INPUT DATA:
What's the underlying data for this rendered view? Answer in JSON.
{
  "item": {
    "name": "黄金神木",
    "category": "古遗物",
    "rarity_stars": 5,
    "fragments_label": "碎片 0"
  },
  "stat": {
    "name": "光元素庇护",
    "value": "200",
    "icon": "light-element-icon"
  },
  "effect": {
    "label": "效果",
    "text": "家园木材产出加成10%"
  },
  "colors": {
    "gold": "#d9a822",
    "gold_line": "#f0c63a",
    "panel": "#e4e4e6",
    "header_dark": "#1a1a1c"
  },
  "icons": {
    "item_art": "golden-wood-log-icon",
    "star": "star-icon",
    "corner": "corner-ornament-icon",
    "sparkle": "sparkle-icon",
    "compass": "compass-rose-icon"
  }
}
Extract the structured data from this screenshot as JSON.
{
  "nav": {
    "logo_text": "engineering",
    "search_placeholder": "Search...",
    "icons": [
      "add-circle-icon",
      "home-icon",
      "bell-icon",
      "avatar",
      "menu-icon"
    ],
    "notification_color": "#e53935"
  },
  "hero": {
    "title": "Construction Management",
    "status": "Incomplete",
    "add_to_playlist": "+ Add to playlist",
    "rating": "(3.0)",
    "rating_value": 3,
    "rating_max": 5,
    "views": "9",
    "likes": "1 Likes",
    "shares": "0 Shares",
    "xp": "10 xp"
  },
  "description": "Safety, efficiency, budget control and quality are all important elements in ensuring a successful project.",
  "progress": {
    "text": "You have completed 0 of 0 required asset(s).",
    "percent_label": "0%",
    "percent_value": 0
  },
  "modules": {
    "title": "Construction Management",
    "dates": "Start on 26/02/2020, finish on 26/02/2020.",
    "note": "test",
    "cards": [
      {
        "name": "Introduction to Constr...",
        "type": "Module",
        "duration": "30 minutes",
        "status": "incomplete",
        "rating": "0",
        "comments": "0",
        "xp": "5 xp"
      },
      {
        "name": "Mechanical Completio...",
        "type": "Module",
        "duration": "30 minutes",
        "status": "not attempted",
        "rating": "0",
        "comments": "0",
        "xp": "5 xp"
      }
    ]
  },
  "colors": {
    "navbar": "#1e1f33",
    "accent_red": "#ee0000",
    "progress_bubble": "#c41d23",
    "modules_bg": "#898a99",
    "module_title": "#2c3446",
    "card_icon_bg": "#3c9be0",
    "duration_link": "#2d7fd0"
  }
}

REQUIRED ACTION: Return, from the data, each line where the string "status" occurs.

RESPONSE TO THIS TASK:
    "status": "Incomplete",
        "status": "incomplete",
        "status": "not attempted",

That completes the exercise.